Requirement: Within the listing, how many lines include "para"? Please answer with a bare number.

Records supplied:

▼

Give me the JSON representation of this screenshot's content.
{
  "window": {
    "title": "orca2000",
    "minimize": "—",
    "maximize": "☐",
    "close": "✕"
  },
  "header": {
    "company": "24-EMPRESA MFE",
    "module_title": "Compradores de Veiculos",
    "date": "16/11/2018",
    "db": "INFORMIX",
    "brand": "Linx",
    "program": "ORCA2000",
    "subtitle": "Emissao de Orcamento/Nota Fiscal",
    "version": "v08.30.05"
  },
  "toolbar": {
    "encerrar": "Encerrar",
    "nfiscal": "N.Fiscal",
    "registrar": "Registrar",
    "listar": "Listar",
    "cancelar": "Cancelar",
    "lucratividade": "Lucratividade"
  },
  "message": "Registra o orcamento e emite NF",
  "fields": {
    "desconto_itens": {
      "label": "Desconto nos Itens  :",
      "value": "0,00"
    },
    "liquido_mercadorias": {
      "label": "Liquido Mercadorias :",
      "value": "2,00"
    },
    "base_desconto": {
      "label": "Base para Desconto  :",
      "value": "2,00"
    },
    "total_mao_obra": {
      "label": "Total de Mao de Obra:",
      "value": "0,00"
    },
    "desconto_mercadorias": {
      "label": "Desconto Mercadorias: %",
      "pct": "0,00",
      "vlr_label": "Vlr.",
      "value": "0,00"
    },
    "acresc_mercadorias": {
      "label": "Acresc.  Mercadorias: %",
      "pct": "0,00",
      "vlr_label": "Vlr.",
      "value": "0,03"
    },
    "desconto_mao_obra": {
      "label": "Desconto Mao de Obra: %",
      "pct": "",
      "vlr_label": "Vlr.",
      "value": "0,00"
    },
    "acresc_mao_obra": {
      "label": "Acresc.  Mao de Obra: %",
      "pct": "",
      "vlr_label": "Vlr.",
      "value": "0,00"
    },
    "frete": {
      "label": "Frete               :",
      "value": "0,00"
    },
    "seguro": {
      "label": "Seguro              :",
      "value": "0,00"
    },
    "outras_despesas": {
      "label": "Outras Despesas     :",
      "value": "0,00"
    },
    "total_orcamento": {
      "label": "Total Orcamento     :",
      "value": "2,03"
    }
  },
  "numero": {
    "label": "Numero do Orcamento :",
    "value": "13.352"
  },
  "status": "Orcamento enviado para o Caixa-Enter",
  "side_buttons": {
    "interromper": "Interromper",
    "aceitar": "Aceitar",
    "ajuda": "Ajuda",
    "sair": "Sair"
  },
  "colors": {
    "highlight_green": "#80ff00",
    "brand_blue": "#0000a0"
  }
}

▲

Output below: 2